Work to be completed | Please write each entry out again exactly as shown.

Given information |
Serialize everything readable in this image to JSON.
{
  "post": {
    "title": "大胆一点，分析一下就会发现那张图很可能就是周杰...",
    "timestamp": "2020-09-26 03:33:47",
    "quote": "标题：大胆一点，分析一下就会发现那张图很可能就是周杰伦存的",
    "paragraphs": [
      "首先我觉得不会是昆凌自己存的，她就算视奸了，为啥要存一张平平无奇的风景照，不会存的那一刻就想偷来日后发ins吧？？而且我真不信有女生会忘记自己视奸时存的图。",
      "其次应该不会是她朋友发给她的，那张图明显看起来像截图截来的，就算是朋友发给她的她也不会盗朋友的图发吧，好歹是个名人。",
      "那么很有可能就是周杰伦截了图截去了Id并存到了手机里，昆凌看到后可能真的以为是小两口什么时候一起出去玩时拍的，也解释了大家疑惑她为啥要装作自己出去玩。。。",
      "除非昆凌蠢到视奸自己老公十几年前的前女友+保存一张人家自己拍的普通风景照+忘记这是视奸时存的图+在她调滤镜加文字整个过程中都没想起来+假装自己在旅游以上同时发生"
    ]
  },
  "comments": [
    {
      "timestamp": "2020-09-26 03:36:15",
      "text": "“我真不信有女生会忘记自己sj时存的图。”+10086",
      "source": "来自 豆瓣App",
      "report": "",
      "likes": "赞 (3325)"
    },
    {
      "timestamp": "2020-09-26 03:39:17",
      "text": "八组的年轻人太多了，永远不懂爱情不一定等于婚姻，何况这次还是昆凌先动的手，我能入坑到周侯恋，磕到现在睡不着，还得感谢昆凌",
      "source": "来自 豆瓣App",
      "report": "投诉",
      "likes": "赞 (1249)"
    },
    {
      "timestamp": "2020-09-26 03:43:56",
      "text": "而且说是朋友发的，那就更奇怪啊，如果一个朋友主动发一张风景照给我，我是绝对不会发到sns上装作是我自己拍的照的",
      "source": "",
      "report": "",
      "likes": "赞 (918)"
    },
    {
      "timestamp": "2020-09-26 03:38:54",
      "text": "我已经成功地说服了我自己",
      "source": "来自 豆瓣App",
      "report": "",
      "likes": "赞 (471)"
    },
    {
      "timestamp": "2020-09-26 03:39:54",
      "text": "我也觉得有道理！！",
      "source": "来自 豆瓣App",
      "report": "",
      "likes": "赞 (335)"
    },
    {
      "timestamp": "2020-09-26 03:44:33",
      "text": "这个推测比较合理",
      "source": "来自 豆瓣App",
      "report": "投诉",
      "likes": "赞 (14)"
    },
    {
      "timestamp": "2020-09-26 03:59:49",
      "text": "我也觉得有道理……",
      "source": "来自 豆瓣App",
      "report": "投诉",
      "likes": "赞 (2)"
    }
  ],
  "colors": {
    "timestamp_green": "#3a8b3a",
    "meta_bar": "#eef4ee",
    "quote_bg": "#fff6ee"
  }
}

Solution to the exercise |
Serialize everything readable in this image to JSON.
{
  "post": {
    "title": "大胆一点，分析一下就会发现那张图很可能就是周杰...",
    "timestamp": "2020-09-26 03:33:47",
    "quote": "标题：大胆一点，分析一下就会发现那张图很可能就是周杰伦存的",
    "paragraphs": [
      "首先我觉得不会是昆凌自己存的，她就算视奸了，为啥要存一张平平无奇的风景照，不会存的那一刻就想偷来日后发ins吧？？而且我真不信有女生会忘记自己视奸时存的图。",
      "其次应该不会是她朋友发给她的，那张图明显看起来像截图截来的，就算是朋友发给她的她也不会盗朋友的图发吧，好歹是个名人。",
      "那么很有可能就是周杰伦截了图截去了Id并存到了手机里，昆凌看到后可能真的以为是小两口什么时候一起出去玩时拍的，也解释了大家疑惑她为啥要装作自己出去玩。。。",
      "除非昆凌蠢到视奸自己老公十几年前的前女友+保存一张人家自己拍的普通风景照+忘记这是视奸时存的图+在她调滤镜加文字整个过程中都没想起来+假装自己在旅游以上同时发生"
    ]
  },
  "comments": [
    {
      "timestamp": "2020-09-26 03:36:15",
      "text": "“我真不信有女生会忘记自己sj时存的图。”+10086",
      "source": "来自 豆瓣App",
      "report": "",
      "likes": "赞 (3325)"
    },
    {
      "timestamp": "2020-09-26 03:39:17",
      "text": "八组的年轻人太多了，永远不懂爱情不一定等于婚姻，何况这次还是昆凌先动的手，我能入坑到周侯恋，磕到现在睡不着，还得感谢昆凌",
      "source": "来自 豆瓣App",
      "report": "投诉",
      "likes": "赞 (1249)"
    },
    {
      "timestamp": "2020-09-26 03:43:56",
      "text": "而且说是朋友发的，那就更奇怪啊，如果一个朋友主动发一张风景照给我，我是绝对不会发到sns上装作是我自己拍的照的",
      "source": "",
      "report": "",
      "likes": "赞 (918)"
    },
    {
      "timestamp": "2020-09-26 03:38:54",
      "text": "我已经成功地说服了我自己",
      "source": "来自 豆瓣App",
      "report": "",
      "likes": "赞 (471)"
    },
    {
      "timestamp": "2020-09-26 03:39:54",
      "text": "我也觉得有道理！！",
      "source": "来自 豆瓣App",
      "report": "",
      "likes": "赞 (335)"
    },
    {
      "timestamp": "2020-09-26 03:44:33",
      "text": "这个推测比较合理",
      "source": "来自 豆瓣App",
      "report": "投诉",
      "likes": "赞 (14)"
    },
    {
      "timestamp": "2020-09-26 03:59:49",
      "text": "我也觉得有道理……",
      "source": "来自 豆瓣App",
      "report": "投诉",
      "likes": "赞 (2)"
    }
  ],
  "colors": {
    "timestamp_green": "#3a8b3a",
    "meta_bar": "#eef4ee",
    "quote_bg": "#fff6ee"
  }
}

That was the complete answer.